If I'm remembering correctly, they didn't make the cross intentionally, it was just sort of a happy accident and the professor is kind of scatter brained, so the "they didn't think of it at the moment" excuse still holds up.
Stuttgart production: The cross is made and Krolock screams "Bring her back!". Then we see the animation of the complete castle turning into dust. Which looks awesome, but makes no sense. So Vampires can't walk through crosses but as the Professor had one for some time in the near of the Count, they don't seem to be deadly. So why exactly is everyone dead and even the castle turns to dust? Eh?

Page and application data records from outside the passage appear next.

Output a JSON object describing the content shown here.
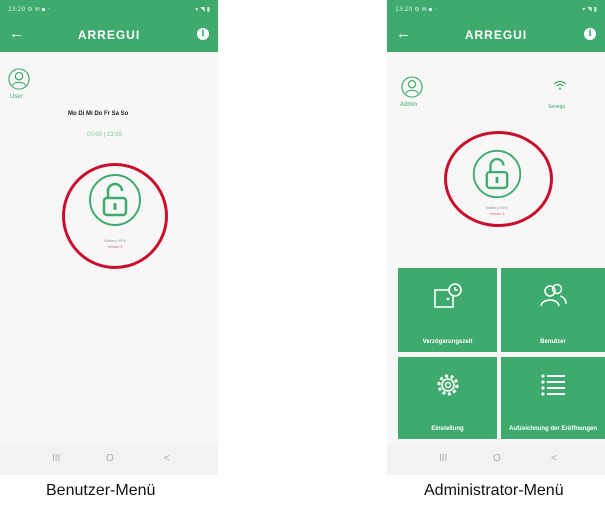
{
  "left_screen": {
    "status_time": "13:20 ⚙ ✉ ▪ ·",
    "status_icons": "▾ ◥ ▮",
    "appbar": {
      "back_icon": "←",
      "title": "ARREGUI",
      "info_icon": "i"
    },
    "avatar_label": "User",
    "days": "Mo Di Mi Do Fr Sa So",
    "hours": "00:00 | 23:59",
    "battery_label": "Battery 99%",
    "version_label": "Versión 3",
    "nav": [
      "III",
      "O",
      "<"
    ]
  },
  "right_screen": {
    "status_time": "13:20 ⚙ ✉ ▪ ·",
    "status_icons": "▾ ◥ ▮",
    "appbar": {
      "back_icon": "←",
      "title": "ARREGUI",
      "info_icon": "i"
    },
    "avatar_label": "Admin",
    "wifi_label": "Senegu",
    "battery_label": "Battery 99%",
    "version_label": "Versión 3",
    "tiles": [
      {
        "label": "Verzögerungszeit",
        "icon": "door-timer-icon"
      },
      {
        "label": "Benutzer",
        "icon": "users-icon"
      },
      {
        "label": "Einstellung",
        "icon": "gear-icon"
      },
      {
        "label": "Aufzeichnung der Eröffnungen",
        "icon": "list-icon"
      }
    ],
    "nav": [
      "III",
      "O",
      "<"
    ]
  },
  "captions": {
    "left": "Benutzer-Menü",
    "right": "Administrator-Menü"
  },
  "colors": {
    "brand": "#3faa6d",
    "highlight_circle": "#c8102e"
  }
}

As this troper recalls, the staging decision in question (i.e., producing a cross reduces the castle to ruins) dates back to the early writing process for the American version pre-Michael Crawford. It was apparently felt that the vampires' reaction to Alfred and Abronsius' crucifix wasn't dramatic enough to give the twist ending more impact (i.e., if all the vampires are dead, then it seems like Alfred and Abronsius have actually won the battle, which would make Sarah's surprise snack at the end of the show more shocking, to some anyway). Early drafts of the American version featured total destruction of the castle once they flashed the cross, including an eruption of fire, walls crumbling, and a river of blood pouring down the middle of the ballroom. This of course was not reflected in the final American production, replaced with an overly dramatic death scene for Michael Crawford. This troper's guess is that at some point, European producers also decided the events in the castle ballroom came off in this manner, hence the castle's self-destruction and a bunch of dead vampires. Evidently they repented their sin, for it has not featured in many other productions that this troper knows of.